The details, from the Atlanta Journal-Constitution:
Frank Hatley has languished in a South Georgia jail for more than a year.
The reason? He failed to reimburse the state for all the public assistance his "son" received over the past two decades.
The problem? Hatley is not the biological father—and a special assistant state attorney general and a judge knew it but jailed Hatley anyway. […]
Even after learning he was not the father, Hatley paid thousands of dollars the state said he owed for support. After losing his job and becoming homeless, he still made payments out of his unemployment benefits.
Hatley's lawyer, Sarah Geraghty of the Southern Center for Human Rights in Atlanta, said two independent DNA tests—one nine years ago and one just a few days ago—prove he is not the biological father.
"This is a case of excessive zeal to recover money trumping common sense," she said. "What possible legitimate reason can the state have to pursue Mr. Hatley for child support when he does not have any children?"
In a nutshell, Hatley had a relationship with a woman in the 1980s (they never married), she became pregnant, told him the child was his, then they broke up soon after the birth. When the mother applied for welfare in 1989, the state went after Hatley to reimburse the cost and pay regular child support going forward. He complied, in part because he thought he was the father. In 2000, a DNA sample proved that he wasn't, and the next year Hatley won a court order relieving him of future child support obligations. But the state said he still owed $16,000+ in back support. He paid almost $6,000 of that back, but then got fired, became homeless, fell behind in his payments, and got jailed for contempt. The state's Office of Child Support Services says, with sadness more than anger, that Hatley is "dealing with a valid court order," and that he has failed to make an official request to be relieved of his remaining obligations.

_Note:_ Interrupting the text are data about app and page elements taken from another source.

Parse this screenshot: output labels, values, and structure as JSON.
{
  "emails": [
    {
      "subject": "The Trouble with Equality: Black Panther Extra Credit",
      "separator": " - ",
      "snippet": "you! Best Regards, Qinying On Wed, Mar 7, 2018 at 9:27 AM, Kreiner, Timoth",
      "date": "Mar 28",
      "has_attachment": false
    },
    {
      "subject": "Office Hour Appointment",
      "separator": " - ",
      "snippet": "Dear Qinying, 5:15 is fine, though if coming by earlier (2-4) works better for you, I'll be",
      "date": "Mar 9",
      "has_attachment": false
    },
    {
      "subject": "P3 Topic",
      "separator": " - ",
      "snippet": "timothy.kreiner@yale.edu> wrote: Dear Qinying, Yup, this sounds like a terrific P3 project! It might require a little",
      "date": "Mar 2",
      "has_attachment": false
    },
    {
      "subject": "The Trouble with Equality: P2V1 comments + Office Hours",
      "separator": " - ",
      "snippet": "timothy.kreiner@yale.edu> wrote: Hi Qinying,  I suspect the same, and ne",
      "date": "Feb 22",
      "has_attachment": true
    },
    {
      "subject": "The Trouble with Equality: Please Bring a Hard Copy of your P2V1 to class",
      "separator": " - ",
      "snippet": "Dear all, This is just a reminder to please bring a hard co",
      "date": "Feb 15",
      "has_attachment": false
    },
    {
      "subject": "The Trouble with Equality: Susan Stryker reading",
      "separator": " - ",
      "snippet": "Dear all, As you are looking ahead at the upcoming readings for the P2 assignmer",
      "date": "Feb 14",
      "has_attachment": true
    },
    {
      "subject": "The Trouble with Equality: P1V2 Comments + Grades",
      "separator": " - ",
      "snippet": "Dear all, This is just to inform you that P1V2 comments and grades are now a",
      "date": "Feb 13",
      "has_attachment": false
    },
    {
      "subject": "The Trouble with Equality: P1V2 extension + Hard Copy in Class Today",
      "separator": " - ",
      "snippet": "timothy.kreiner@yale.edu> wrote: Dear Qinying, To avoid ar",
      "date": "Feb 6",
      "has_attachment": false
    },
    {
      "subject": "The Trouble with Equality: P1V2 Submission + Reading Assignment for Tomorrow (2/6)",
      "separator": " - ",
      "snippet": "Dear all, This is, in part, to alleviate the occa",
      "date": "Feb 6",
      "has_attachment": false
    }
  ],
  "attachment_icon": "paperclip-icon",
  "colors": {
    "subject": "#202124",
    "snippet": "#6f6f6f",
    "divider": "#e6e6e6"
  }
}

Not mentioned in the article: The guy is ineligible to obtain a U.S. passport. Also, the same predicament can face men who have never even met the mother of the child in question. For more on that nightmare, see my 2004 Reason story, "Injustice by Default."
Link via Amy Alkon.